“You’re not getting any younger, but the competition for the men you’d be interested in marrying most definitely is. Think about it: If you spend the first 10 years out of college focused entirely on building your career, when you finally get around to looking for a husband you’ll be in your 30s, competing with women in their 20s. That’s not a competition in which you’re likely to fare well.”
Way to base the foundation of marriage and attraction entirely off youth and beauty. That’s definitely the kind of life partner I’d want.

“An extraordinary education is the greatest gift you can give yourself. But if you are a young woman who has had that blessing, the task of finding a life partner who shares your intellectual curiosity and potential for success is difficult. Those men who are as well-educated as you are often interested in younger, less challenging women.”
I’m gonna quote John Green on this one. “The venn diagram of boys who don’t like smart girls and guys you don’t want to date is a circle.” And for the record, “well-educated” men who don’t want equally intellectual partners are not “well-educated.” Get with the times.

“If you start to earn more than he does? Forget about it. Very few men have egos that can endure what they will see as a form of emasculation.”
I find this extremely insulting to men. My mother makes twice what my father makes. My boyfriend’s father is a stay-at-home dad by choice while his mother is a judge. My best friend’s mother is a highly successful and well-known reporter who makes triple her husband’s salary. Off the top of my head, I could list at least three very functional marriages, happy families, and doting husbands. Men are not ego-driven animals; those who are clearly are not worth your time.

“Start looking early and stop wasting time dating men who aren’t good for you: bad boys, crazy guys and married men.”
No one enters a relationship with the intention to waste time. Love and people are often unpredictable. Marriage is not just an item to simply check off the to-do list. If it was this easy, no one would be single.

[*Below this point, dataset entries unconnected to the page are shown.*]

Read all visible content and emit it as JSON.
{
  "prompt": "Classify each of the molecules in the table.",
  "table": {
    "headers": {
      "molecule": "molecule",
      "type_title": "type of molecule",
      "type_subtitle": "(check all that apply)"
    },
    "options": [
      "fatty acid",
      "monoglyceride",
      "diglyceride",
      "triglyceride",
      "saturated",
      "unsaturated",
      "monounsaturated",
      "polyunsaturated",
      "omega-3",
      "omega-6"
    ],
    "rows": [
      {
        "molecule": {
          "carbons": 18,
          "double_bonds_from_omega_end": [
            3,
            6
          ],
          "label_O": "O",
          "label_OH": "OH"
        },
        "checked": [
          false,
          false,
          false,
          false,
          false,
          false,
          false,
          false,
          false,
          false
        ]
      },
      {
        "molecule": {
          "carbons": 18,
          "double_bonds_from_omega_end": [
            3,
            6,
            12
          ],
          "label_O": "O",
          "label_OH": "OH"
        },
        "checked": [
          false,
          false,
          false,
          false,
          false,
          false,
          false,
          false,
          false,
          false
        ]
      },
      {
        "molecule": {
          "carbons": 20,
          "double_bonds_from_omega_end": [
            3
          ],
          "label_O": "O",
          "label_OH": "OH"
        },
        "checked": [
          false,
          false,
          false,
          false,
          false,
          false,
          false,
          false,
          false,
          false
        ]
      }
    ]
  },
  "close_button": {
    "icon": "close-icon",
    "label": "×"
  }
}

“College is the best place to look for your mate.”
College is a time for self-discovery and fun. If that by chance happens to include a romantic partner, lucky you; if not, there is so much more to life than one relationship. The most important thing to take care of is your happiness and success. You are your top priority, and college is about furthering your intelligence and experience, not just to set up an independent and stable career path, but also to grow as a person individually. This is not a time to worry about settling down.

“There is nothing incongruous about educated, ambitious women wanting to be wives and mothers.”
No, there isn’t, just as there’s nothing wrong with men wanting to be both husbands/fathers and educated. Isn’t the whole point of feminism and 21st century ideals that we can be happy and successful as both?